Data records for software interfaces

- - -

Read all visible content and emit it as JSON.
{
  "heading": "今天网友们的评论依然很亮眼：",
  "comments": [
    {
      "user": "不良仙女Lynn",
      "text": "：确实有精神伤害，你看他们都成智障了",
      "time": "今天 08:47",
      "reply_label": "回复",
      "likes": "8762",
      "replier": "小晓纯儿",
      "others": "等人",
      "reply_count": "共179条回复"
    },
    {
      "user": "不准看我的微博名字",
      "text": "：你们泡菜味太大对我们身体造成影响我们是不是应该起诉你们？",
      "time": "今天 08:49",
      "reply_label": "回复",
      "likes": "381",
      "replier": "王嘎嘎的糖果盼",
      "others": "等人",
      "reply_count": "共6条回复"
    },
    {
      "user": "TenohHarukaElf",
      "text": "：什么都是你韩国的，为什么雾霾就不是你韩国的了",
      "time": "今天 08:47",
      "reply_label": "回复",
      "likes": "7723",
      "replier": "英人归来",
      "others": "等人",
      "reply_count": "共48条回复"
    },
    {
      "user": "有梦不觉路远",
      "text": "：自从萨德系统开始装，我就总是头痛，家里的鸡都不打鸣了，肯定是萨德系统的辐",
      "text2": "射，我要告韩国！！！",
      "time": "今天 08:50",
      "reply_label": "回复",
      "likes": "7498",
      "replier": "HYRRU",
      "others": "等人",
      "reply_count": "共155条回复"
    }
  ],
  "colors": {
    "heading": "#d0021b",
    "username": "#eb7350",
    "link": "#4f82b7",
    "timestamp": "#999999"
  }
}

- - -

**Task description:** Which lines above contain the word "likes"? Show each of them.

**Response:**
      "likes": "8762",
      "likes": "381",
      "likes": "7723",
      "likes": "7498",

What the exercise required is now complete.